EXERCISE REQUIREMENTS:
A faithful copy of the entries, without any pictures, is what is needed here.

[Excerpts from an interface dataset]
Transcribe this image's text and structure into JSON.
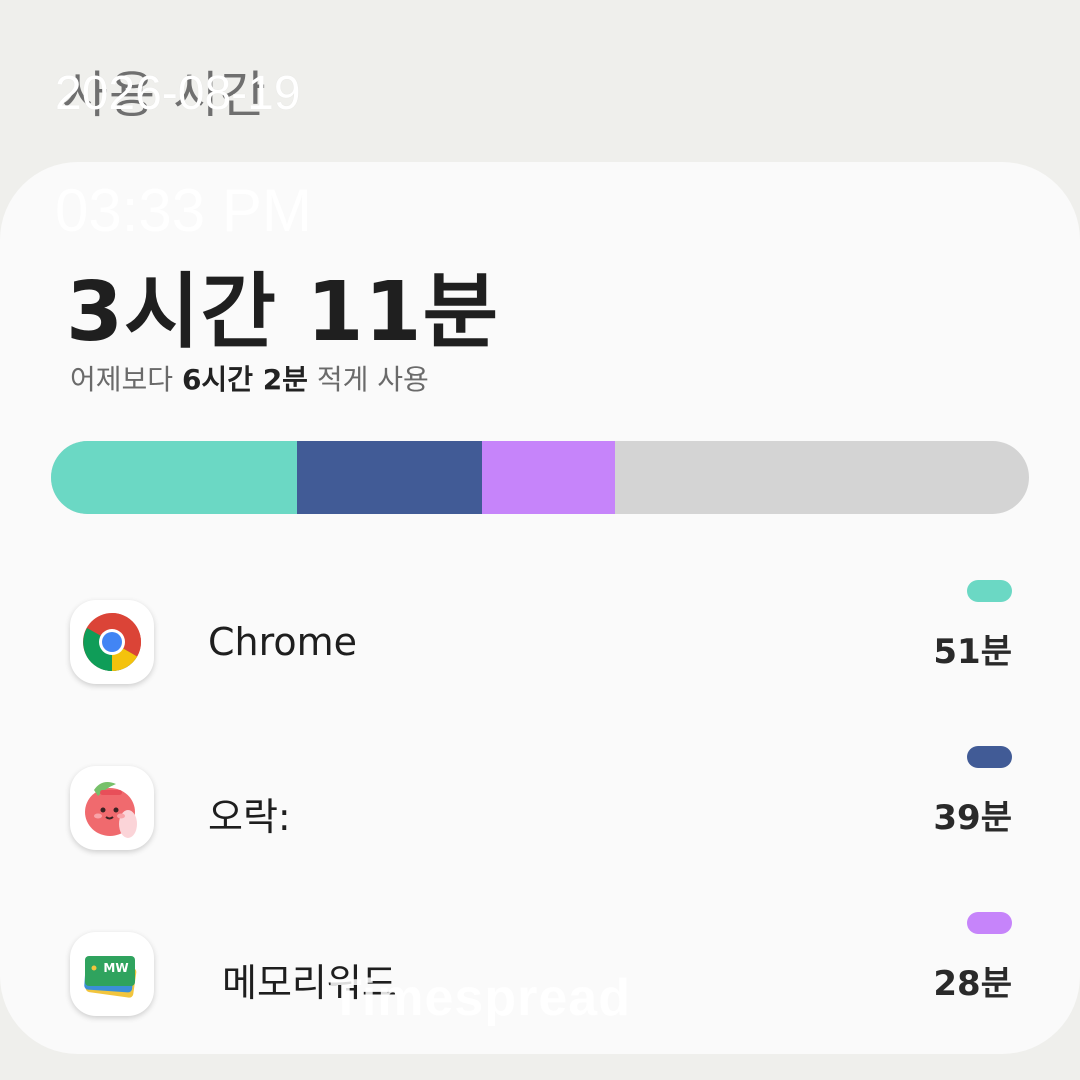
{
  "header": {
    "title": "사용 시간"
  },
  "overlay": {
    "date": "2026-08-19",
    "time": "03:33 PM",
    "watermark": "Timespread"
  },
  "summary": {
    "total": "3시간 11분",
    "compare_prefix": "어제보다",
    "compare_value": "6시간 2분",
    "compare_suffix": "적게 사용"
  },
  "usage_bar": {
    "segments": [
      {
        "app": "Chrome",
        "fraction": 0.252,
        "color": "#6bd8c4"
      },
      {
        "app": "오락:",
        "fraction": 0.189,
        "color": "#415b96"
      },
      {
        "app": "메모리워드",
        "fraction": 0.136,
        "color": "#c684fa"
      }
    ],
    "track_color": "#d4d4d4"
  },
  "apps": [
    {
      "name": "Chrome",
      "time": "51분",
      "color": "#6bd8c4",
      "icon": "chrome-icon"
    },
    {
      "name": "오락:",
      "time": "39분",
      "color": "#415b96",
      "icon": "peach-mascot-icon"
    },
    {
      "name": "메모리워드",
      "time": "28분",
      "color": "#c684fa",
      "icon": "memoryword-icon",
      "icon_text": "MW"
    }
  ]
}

ANSWER BOX:
Transcribe this image's text and structure into JSON.
{
  "header": {
    "title": "사용 시간"
  },
  "overlay": {
    "date": "2026-08-19",
    "time": "03:33 PM",
    "watermark": "Timespread"
  },
  "summary": {
    "total": "3시간 11분",
    "compare_prefix": "어제보다",
    "compare_value": "6시간 2분",
    "compare_suffix": "적게 사용"
  },
  "usage_bar": {
    "segments": [
      {
        "app": "Chrome",
        "fraction": 0.252,
        "color": "#6bd8c4"
      },
      {
        "app": "오락:",
        "fraction": 0.189,
        "color": "#415b96"
      },
      {
        "app": "메모리워드",
        "fraction": 0.136,
        "color": "#c684fa"
      }
    ],
    "track_color": "#d4d4d4"
  },
  "apps": [
    {
      "name": "Chrome",
      "time": "51분",
      "color": "#6bd8c4",
      "icon": "chrome-icon"
    },
    {
      "name": "오락:",
      "time": "39분",
      "color": "#415b96",
      "icon": "peach-mascot-icon"
    },
    {
      "name": "메모리워드",
      "time": "28분",
      "color": "#c684fa",
      "icon": "memoryword-icon",
      "icon_text": "MW"
    }
  ]
}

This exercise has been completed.